## Aim of the task
Among the entries below, find each line with "this" and show it.

Stored items from a collection
__________
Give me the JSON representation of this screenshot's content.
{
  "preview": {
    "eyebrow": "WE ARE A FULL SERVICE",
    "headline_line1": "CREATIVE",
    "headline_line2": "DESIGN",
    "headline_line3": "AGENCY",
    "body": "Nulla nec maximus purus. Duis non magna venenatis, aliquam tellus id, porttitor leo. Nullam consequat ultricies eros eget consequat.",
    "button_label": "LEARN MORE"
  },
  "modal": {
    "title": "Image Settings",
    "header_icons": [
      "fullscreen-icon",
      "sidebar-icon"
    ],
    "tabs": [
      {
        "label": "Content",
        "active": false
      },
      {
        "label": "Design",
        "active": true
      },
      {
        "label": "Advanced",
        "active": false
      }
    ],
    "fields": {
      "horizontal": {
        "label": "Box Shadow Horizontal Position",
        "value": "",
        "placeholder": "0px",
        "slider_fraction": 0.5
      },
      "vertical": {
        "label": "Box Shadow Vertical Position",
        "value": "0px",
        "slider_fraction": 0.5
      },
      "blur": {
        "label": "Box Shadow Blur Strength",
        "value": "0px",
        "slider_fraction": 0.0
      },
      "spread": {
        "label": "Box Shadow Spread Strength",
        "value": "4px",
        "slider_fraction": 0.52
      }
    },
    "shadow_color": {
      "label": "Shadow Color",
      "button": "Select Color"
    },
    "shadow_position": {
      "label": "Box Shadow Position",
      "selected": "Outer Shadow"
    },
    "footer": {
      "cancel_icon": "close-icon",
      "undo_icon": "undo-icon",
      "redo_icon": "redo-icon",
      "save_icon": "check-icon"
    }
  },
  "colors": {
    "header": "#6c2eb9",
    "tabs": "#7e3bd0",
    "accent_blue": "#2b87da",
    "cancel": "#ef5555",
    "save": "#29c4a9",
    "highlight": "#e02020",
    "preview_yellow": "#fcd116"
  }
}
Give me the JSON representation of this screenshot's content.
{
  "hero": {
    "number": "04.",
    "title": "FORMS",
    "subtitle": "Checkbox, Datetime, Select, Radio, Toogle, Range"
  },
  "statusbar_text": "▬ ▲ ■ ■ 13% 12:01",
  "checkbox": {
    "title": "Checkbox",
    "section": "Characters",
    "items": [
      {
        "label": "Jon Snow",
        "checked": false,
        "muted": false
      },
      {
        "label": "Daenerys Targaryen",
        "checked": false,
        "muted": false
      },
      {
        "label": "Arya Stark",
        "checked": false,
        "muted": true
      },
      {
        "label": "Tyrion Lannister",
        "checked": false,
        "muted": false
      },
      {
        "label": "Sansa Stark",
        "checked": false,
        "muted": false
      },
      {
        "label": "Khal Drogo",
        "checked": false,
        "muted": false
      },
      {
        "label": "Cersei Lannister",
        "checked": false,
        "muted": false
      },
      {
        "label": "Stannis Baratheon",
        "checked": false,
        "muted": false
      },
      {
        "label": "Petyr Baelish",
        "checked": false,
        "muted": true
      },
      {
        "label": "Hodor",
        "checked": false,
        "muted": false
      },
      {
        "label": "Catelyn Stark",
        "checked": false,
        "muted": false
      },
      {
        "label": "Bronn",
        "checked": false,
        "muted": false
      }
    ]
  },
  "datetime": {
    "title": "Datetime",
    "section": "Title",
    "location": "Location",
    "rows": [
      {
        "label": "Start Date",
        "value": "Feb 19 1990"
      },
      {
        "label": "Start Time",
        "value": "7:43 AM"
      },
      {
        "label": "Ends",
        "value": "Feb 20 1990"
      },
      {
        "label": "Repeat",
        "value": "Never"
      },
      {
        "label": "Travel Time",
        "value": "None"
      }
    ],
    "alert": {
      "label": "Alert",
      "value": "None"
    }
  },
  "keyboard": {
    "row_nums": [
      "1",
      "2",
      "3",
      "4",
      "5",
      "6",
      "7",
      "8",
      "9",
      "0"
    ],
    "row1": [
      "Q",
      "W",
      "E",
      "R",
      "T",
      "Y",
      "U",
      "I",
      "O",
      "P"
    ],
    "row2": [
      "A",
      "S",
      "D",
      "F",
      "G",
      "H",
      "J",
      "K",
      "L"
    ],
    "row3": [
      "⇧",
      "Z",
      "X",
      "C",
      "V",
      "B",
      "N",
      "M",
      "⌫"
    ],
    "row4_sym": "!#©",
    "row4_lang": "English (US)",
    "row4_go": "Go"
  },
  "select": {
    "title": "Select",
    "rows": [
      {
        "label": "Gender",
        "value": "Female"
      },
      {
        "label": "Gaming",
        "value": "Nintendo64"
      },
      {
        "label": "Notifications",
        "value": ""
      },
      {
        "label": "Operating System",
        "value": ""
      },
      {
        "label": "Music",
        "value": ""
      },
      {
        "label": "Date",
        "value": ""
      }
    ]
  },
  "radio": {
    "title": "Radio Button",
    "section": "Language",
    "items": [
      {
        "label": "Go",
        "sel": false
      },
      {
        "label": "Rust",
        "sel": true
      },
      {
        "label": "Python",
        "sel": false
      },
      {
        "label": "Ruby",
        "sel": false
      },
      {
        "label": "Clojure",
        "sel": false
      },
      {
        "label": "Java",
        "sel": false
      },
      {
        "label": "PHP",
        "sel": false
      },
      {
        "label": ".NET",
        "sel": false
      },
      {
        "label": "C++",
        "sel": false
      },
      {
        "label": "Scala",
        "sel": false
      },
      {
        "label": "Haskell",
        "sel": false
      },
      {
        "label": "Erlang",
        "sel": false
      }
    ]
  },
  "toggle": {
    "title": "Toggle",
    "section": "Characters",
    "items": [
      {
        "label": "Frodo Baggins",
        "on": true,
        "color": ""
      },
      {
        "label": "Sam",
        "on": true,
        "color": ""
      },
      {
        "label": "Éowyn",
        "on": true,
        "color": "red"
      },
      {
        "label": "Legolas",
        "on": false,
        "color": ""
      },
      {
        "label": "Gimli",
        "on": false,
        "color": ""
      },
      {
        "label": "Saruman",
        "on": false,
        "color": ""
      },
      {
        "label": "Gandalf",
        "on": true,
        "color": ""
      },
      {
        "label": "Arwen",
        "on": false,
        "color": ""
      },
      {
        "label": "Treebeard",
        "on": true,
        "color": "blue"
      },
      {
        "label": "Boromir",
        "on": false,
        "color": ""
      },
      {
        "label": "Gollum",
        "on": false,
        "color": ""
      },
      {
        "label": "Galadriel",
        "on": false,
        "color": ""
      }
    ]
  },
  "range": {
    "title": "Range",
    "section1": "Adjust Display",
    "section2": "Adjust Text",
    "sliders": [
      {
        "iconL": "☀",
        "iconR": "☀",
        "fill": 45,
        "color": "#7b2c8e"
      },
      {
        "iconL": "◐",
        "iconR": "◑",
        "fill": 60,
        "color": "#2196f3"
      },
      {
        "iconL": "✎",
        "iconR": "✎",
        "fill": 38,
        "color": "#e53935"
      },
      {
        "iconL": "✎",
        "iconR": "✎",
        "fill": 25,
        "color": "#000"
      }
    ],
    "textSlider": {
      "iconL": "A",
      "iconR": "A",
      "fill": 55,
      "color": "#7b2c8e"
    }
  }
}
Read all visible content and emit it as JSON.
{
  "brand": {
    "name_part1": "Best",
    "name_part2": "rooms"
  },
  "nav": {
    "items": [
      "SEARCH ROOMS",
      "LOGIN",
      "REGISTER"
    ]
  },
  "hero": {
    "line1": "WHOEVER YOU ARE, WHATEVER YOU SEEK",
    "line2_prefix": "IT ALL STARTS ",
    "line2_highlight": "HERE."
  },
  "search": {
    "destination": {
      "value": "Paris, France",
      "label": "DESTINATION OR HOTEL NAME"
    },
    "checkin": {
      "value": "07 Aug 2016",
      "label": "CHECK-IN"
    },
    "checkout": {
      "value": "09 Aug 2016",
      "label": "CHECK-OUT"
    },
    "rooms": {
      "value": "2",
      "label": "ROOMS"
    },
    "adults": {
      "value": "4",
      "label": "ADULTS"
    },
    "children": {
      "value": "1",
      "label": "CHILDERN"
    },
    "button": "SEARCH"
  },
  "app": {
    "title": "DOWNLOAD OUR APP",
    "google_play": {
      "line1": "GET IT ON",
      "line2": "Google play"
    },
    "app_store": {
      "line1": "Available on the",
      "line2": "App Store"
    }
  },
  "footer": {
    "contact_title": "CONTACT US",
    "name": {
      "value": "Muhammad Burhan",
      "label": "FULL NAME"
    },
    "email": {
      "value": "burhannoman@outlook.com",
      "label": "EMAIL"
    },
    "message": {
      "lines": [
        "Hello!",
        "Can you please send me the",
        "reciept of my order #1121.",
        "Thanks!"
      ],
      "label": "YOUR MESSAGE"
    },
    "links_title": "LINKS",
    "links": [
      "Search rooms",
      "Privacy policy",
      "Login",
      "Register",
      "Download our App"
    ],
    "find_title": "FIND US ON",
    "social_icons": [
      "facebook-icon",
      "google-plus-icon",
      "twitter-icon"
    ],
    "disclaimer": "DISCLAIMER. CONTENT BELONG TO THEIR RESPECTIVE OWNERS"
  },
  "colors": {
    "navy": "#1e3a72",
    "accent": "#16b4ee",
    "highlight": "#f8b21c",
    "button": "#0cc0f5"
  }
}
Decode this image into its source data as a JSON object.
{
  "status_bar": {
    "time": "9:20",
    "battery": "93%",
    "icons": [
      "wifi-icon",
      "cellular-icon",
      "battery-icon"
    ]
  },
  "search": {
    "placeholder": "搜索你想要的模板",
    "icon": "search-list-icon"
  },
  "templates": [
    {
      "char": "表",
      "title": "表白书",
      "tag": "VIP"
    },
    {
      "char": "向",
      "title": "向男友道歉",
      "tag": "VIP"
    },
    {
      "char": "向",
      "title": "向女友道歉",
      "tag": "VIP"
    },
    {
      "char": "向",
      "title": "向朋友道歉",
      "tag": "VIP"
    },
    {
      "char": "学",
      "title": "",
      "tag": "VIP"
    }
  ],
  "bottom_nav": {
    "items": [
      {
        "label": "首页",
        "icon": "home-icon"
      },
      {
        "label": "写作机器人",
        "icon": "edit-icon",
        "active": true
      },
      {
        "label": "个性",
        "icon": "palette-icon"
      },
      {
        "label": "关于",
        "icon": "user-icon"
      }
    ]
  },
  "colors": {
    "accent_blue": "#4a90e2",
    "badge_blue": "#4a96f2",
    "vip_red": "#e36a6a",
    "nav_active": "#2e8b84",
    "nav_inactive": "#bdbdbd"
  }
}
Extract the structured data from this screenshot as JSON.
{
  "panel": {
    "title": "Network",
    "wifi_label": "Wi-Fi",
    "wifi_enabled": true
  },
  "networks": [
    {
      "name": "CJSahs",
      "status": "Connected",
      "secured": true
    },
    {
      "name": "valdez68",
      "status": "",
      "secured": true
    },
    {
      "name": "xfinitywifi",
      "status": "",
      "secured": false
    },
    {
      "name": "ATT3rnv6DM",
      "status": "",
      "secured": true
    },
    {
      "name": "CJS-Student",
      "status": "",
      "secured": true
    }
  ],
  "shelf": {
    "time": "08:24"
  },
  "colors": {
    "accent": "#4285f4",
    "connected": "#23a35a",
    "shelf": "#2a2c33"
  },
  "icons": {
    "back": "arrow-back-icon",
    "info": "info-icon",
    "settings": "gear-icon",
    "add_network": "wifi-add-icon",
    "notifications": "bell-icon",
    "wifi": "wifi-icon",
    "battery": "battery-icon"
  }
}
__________
## Answer box
Give me the JSON representation of this screenshot's content.
Give me the JSON representation of this screenshot's content.
Decode this image into its source data as a JSON object.
Extract the structured data from this screenshot as JSON.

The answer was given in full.